I saw this crafty idea somewhere, and it’s been lurking about in my head as one of those “there’s no way this can possibly look that good” ideas. But behold:
Ages: Any, though the very young will get tired of shaking long before the ice cream is ready.
My kids never took to Sesame Street, or Mickey Mouse, or the Disney Channel; they didn’t care for children’s movies, either. For the most part, I appreciated that, and enjoyed my Dora-free existence. It did become an issue, however, when I desperately needed to make a phone call, or do my homework, or even just have five minutes of unchaperoned time in the bathroom.
As the girls got older, they got better at amusing themselves from time to time, but sick days remained problematic. I would eventually run out of patience with Barbies (for the moderately ill) and with ladling tea and stroking hair (for the flu victims). Unfortunately, my youngest was frequently fighting some bug or another. I heard myself asking: please, please, wouldn’t you like to watch twenty minutes of television? Sadly, no.
But one day last January, my seven-year-old got a glimpse of the Food Network. Now I have that “be careful what you wish for,” kind of feeling. “That’s not how you do a chiffonade,” Josie told me later, as I chopped mint for the top of a fruit salad. “I think there has been a misunderstanding,” she said another time, catching me frosting her fancy ganache-filled mocha birthday cupcakes with a tub of Betty Crocker vanilla.
Age Range: 7 and up, although kids under ten will need a fair amount of assistance getting their tape strips to behave.
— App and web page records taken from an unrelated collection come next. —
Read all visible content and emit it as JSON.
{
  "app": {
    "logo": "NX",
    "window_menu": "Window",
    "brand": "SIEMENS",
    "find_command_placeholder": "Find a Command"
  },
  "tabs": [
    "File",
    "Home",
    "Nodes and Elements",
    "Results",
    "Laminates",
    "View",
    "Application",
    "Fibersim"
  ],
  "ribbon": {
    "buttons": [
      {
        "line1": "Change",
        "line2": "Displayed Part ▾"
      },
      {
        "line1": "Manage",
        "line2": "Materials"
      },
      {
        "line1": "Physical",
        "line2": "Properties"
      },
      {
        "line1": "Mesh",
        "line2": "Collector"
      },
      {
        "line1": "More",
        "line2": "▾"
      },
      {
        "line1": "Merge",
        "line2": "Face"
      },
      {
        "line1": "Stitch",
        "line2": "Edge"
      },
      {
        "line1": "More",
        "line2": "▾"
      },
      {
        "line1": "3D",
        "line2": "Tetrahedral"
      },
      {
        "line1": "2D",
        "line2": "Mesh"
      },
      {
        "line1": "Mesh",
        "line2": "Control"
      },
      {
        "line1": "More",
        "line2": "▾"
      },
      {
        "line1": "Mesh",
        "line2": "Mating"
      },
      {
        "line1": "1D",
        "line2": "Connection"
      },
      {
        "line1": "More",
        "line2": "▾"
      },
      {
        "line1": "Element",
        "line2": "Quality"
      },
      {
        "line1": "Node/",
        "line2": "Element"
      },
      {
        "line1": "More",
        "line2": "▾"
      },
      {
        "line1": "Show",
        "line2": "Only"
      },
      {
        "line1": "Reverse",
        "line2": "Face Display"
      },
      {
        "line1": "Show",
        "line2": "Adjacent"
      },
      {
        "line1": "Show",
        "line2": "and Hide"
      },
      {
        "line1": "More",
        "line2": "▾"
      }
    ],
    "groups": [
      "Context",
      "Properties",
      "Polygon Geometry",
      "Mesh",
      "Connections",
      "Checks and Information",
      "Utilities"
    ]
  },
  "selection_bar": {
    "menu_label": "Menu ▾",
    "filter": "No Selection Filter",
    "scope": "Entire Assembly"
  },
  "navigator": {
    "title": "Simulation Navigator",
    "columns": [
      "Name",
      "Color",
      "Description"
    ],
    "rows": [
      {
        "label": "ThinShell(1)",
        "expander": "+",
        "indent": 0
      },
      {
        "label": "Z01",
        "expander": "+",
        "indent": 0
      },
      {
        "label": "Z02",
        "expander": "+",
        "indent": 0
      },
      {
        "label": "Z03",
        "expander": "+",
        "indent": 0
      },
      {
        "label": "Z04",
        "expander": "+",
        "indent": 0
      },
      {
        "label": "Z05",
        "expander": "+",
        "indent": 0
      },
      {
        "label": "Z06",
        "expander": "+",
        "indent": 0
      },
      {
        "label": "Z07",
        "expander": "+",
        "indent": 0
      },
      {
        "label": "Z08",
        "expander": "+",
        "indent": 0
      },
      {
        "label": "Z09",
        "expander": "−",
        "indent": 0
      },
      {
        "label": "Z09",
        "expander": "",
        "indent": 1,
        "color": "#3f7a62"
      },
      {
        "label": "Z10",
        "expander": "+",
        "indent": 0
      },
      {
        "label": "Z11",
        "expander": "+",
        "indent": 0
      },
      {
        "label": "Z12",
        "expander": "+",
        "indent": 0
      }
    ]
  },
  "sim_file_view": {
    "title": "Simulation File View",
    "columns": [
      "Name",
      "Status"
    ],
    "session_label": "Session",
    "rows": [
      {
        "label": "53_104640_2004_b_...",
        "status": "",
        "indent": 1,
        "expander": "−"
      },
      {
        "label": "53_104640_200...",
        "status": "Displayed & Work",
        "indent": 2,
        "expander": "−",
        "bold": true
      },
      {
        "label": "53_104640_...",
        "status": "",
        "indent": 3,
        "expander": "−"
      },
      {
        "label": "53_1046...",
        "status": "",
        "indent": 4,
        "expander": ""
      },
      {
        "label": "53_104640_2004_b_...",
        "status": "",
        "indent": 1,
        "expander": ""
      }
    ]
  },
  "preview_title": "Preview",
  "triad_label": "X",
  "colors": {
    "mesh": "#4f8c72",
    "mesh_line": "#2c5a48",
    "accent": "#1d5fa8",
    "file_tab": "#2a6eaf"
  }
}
Perhaps due to the U.S. Department of Homeland Security’s famed duct tape alert, I started buying duct tape long before I knew what to do with it besides tape stuff together. I had rolls and rolls of it just laying around, waiting for something to break. Thank goodness a friend of mine was trapped in her house with two kids for several very long and rainy days. She’s the one who gave me a few ideas to get started.